When a team of archaeologists recently came across some 15,000-year-old human remains, they made an interesting discovery. The teeth of those ancient humans were riddled with holes. Their cavities were caused by the same thing that still plagues us today: specific tiny microbes that live in our mouths.
These microbes are with us soon after birth. We typically pick them up as babies from our mothers' mouths. And as our teeth erupt, they naturally begin to accumulate communities of bacteria. Depending on what we eat, and specifically how much sugar we consume, certain microbes can overpopulate and cause cavities.
Diets high in sugary foods cause an explosion of bacteria called mutans streptococci in our mouths. Like humans, these microorganisms love sugar, using it as a molecular building block and energy source. As they consume it, the bacteria generate by-products in the form of acids, such as lactic acid. The mutans streptococci are resistant to this acid, but unfortunately, our teeth aren't. While each human tooth is coated in a hardy, protective layer of enamel, it's no match for acid. That degrades the armor over time, leaching away its calcium minerals. Gradually, acid wears down a pathway for bacteria into the tooth's secondary layer called the dentin.
Since blood vessels and nerves in our teeth are enclosed deep within, at this stage, the expanding cavity doesn't hurt. But if the damage extends beyond the dentin, the bacterial invasion progresses, causing excruciating pain as the nerves become exposed. Without treatment, the whole tooth may become infected and require removal, all due to those sugar-loving bacteria.
The more sugar our food contains, the more our teeth are put at risk. Those cavemen would hardly have indulged in sugary treats, however. So, what caused their cavities? In meat-heavy diets, there would have been a low risk of cavities developing because lean meat contains very little sugar. But that's not all our early human ancestors ate. Cavemen would also have consumed root vegetables, nuts, and grains, all of which contain carbohydrates. When exposed to enzymes in the saliva, carbohydrates get broken down into simpler sugars, which can become the fodder for those ravenous mouth bacteria.
So, while ancient humans did eat less sugar compared to us, their teeth were still exposed to sugars. That doesn't mean they were unable to treat their cavities, though. Archaeological remains show that about 14,000 years ago, humans were already using sharpened flint to remove bits of rotten teeth. Ancient humans even made rudimentary drills to smooth out the rough holes left behind and beeswax to plug cavities, like modern-day fillings. Today, we have much more sophisticated techniques and tools, which is fortunate because we also need to contend with our more damaging, sugar-guzzling ways.

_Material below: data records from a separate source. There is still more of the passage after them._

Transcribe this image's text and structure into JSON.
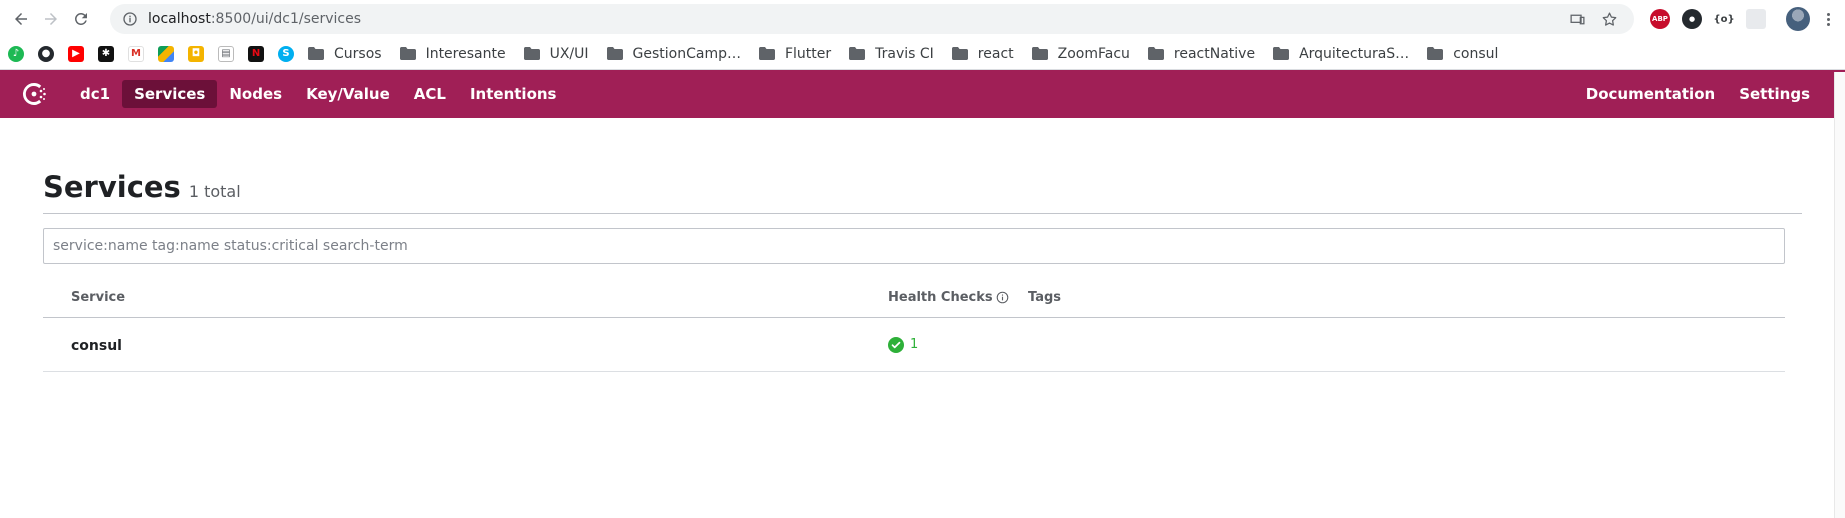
{
  "browser": {
    "url_host": "localhost",
    "url_path": ":8500/ui/dc1/services"
  },
  "bookmarks": {
    "folders": [
      "Cursos",
      "Interesante",
      "UX/UI",
      "GestionCamp…",
      "Flutter",
      "Travis CI",
      "react",
      "ZoomFacu",
      "reactNative",
      "ArquitecturaS…",
      "consul"
    ]
  },
  "header": {
    "datacenter": "dc1",
    "nav": [
      "Services",
      "Nodes",
      "Key/Value",
      "ACL",
      "Intentions"
    ],
    "right_nav": [
      "Documentation",
      "Settings"
    ]
  },
  "page": {
    "title": "Services",
    "total": "1 total",
    "search_placeholder": "service:name tag:name status:critical search-term"
  },
  "table": {
    "columns": [
      "Service",
      "Health Checks",
      "Tags"
    ],
    "rows": [
      {
        "service": "consul",
        "passing": "1",
        "tags": ""
      }
    ]
  },
  "colors": {
    "brand": "#a01f56",
    "brand_active": "#6c1039",
    "passing": "#2eb039"
  }
}
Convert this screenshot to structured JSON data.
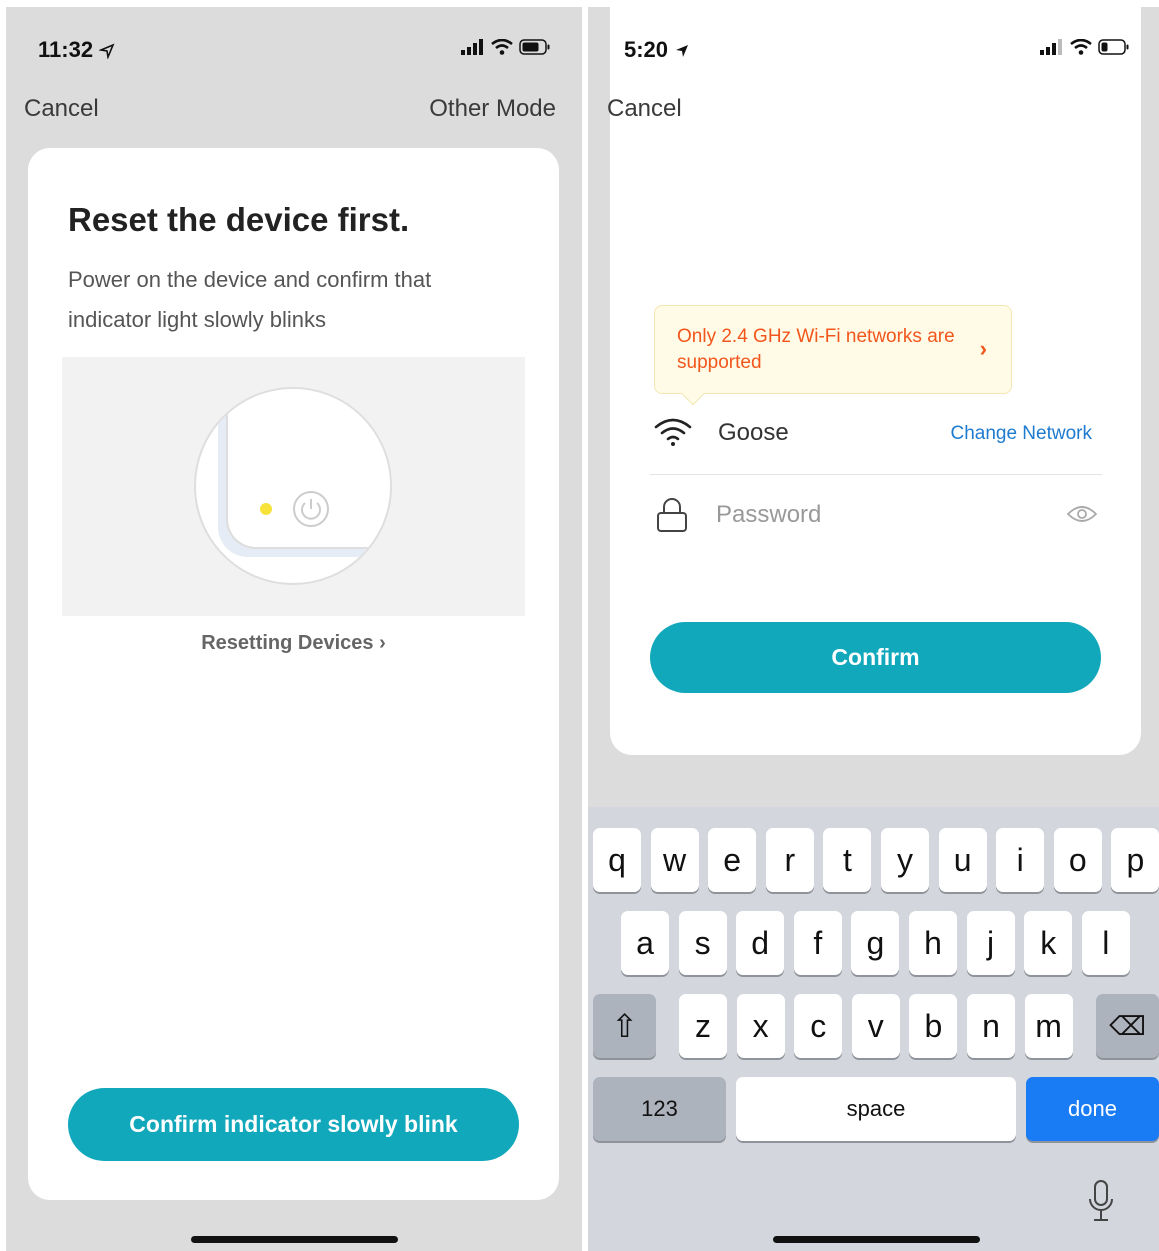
{
  "left_screen": {
    "status": {
      "time": "11:32"
    },
    "nav": {
      "cancel": "Cancel",
      "other_mode": "Other Mode"
    },
    "card": {
      "title": "Reset the device first.",
      "description": "Power on the device and confirm that indicator light slowly blinks",
      "link": "Resetting Devices ›",
      "button": "Confirm indicator slowly blink"
    },
    "colors": {
      "accent": "#12a8bc",
      "indicator": "#f7e23a"
    }
  },
  "right_screen": {
    "status": {
      "time": "5:20"
    },
    "nav": {
      "cancel": "Cancel"
    },
    "tip": {
      "text": "Only 2.4 GHz Wi-Fi networks are supported",
      "chevron": "›",
      "color": "#f2561d"
    },
    "network": {
      "name": "Goose",
      "change_label": "Change Network"
    },
    "password": {
      "placeholder": "Password",
      "value": ""
    },
    "button": "Confirm",
    "keyboard": {
      "row1": [
        "q",
        "w",
        "e",
        "r",
        "t",
        "y",
        "u",
        "i",
        "o",
        "p"
      ],
      "row2": [
        "a",
        "s",
        "d",
        "f",
        "g",
        "h",
        "j",
        "k",
        "l"
      ],
      "row3": [
        "z",
        "x",
        "c",
        "v",
        "b",
        "n",
        "m"
      ],
      "shift": "⇧",
      "backspace": "⌫",
      "numbers": "123",
      "space": "space",
      "done": "done"
    },
    "colors": {
      "accent": "#12a8bc",
      "link": "#1e7bd0",
      "done_key": "#1a7cf5"
    }
  }
}
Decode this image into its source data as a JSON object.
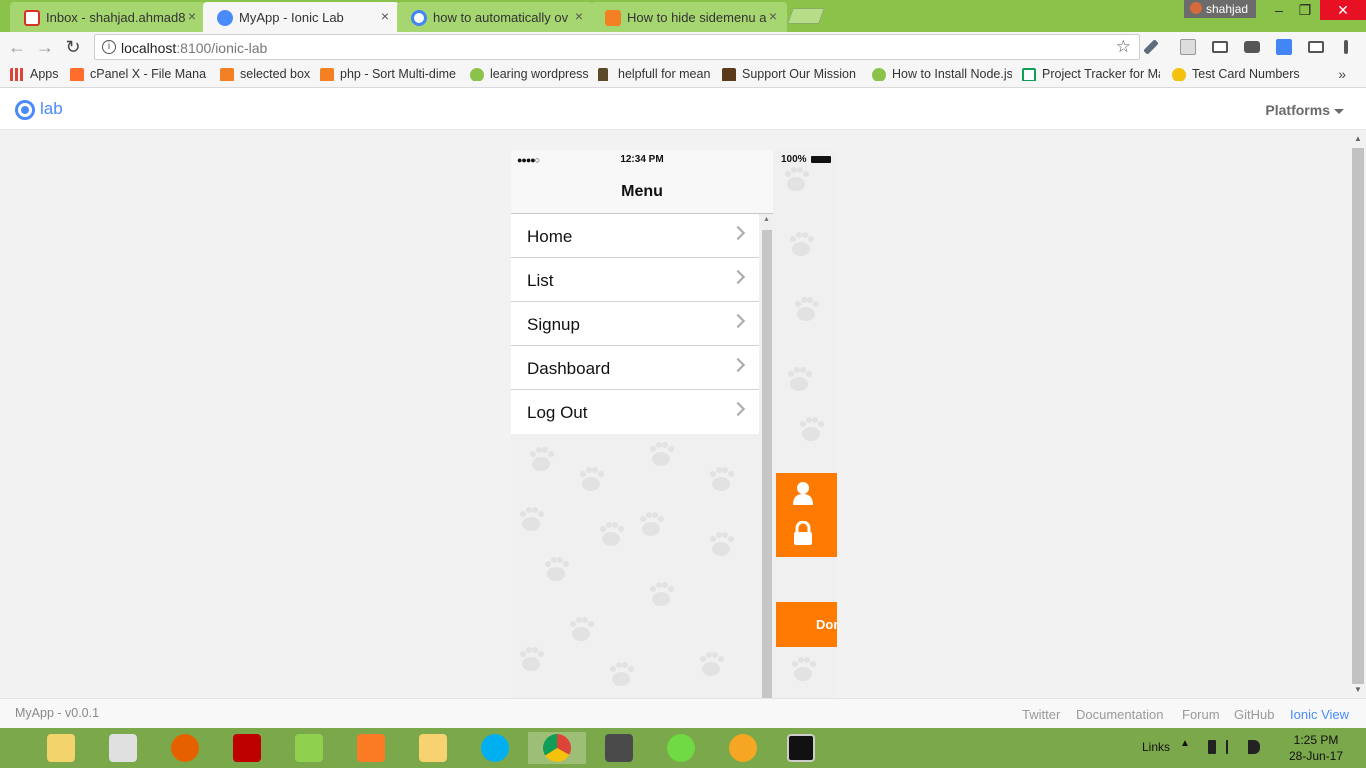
{
  "browser": {
    "tabs": [
      {
        "title": "Inbox - shahjad.ahmad8",
        "favicon_color": "#d93025",
        "active": false
      },
      {
        "title": "MyApp - Ionic Lab",
        "favicon_color": "#4a8bfc",
        "active": true
      },
      {
        "title": "how to automatically ov",
        "favicon_color": "#4285f4",
        "active": false
      },
      {
        "title": "How to hide sidemenu a",
        "favicon_color": "#f48024",
        "active": false
      }
    ],
    "tab_close_glyph": "×",
    "profile_name": "shahjad",
    "window_controls": {
      "minimize": "–",
      "restore": "❐",
      "close": "✕"
    },
    "address": {
      "host": "localhost",
      "path": ":8100/ionic-lab",
      "info_glyph": "i",
      "star_glyph": "☆"
    },
    "nav": {
      "back": "←",
      "forward": "→",
      "reload": "↻"
    },
    "bookmarks": [
      {
        "label": "Apps",
        "color": "#db4437"
      },
      {
        "label": "cPanel X - File Manag",
        "color": "#ff6c2c"
      },
      {
        "label": "selected box",
        "color": "#f48024"
      },
      {
        "label": "php - Sort Multi-dime",
        "color": "#f48024"
      },
      {
        "label": "learing wordpress",
        "color": "#8bc34a"
      },
      {
        "label": "helpfull for mean",
        "color": "#5a4a2a"
      },
      {
        "label": "Support Our Mission |",
        "color": "#5a3a1a"
      },
      {
        "label": "How to Install Node.js",
        "color": "#8bc34a"
      },
      {
        "label": "Project Tracker for Ma",
        "color": "#0f9d58"
      },
      {
        "label": "Test Card Numbers",
        "color": "#f4c20d"
      }
    ],
    "bookmarks_more": "»"
  },
  "lab": {
    "logo_text": "lab",
    "platforms_label": "Platforms",
    "version": "MyApp - v0.0.1",
    "footer_links": [
      "Twitter",
      "Documentation",
      "Forum",
      "GitHub",
      "Ionic View"
    ],
    "active_footer_link": "Ionic View"
  },
  "phone": {
    "status": {
      "signal": "●●●●○",
      "time": "12:34 PM",
      "battery": "100%"
    },
    "menu_title": "Menu",
    "menu_items": [
      "Home",
      "List",
      "Signup",
      "Dashboard",
      "Log Out"
    ],
    "done_label": "Dor",
    "accent_color": "#ff7a00"
  },
  "taskbar": {
    "apps": [
      {
        "name": "explorer-folders",
        "color": "#f3d36b"
      },
      {
        "name": "reader",
        "color": "#e0e0e0"
      },
      {
        "name": "firefox",
        "color": "#e66000"
      },
      {
        "name": "filezilla",
        "color": "#bf0000"
      },
      {
        "name": "notepad-plus",
        "color": "#8fd14f"
      },
      {
        "name": "xampp",
        "color": "#fb7a24"
      },
      {
        "name": "file-explorer",
        "color": "#f6d271"
      },
      {
        "name": "skype",
        "color": "#00aff0"
      },
      {
        "name": "chrome",
        "color": "#4285f4"
      },
      {
        "name": "sublime-text",
        "color": "#4a4a4a"
      },
      {
        "name": "upwork",
        "color": "#6fda44"
      },
      {
        "name": "paint",
        "color": "#f5a623"
      },
      {
        "name": "command-prompt",
        "color": "#111111"
      }
    ],
    "links_label": "Links",
    "tray_up": "▲",
    "clock_time": "1:25 PM",
    "clock_date": "28-Jun-17"
  }
}
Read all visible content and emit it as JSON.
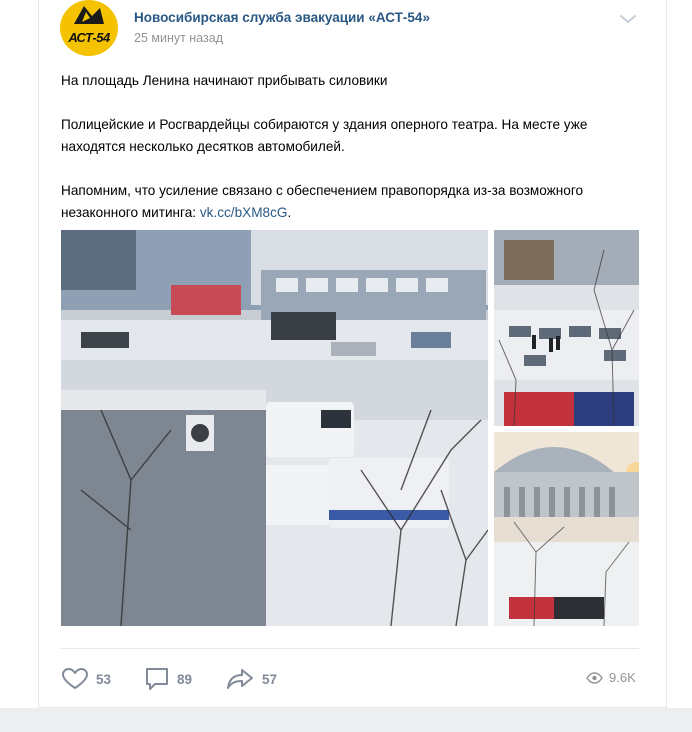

After the Industrial Revolution, the human incidence of cavities surged because suddenly, we had technological advances that made refined sugar cheaper and accessible. Today, an incredible 92 percent of American adults have had cavities in their teeth. Some people are more susceptible to cavities due to genes that may cause certain weaknesses, like softer enamel, but for most, high sugar consumption is to blame.
However, we have developed other ways of minimizing cavities besides reducing our intake of sugar and starch. In most toothpastes and many water supplies, we use tiny amounts of fluoride. That strengthens teeth and encourages the growth of enamel crystals that build up a tooth's defenses against acid. When cavities do develop, we use tooth fillings to fill and close off the infected area, preventing them from getting worse. The best way to avoid a cavity is still cutting down on sugar intake and practicing good oral hygiene to get rid of the bacteria and their food sources. That includes regular tooth brushing, flossing, and avoiding sugary, starchy, and sticky foods that cling to your teeth between meals. Gradually, the population of sugar-loving microbes in your mouth will decline.
Unlike the cavemen of yesteryear, today we have the knowledge required to avert a cavity calamity—we just need to use it.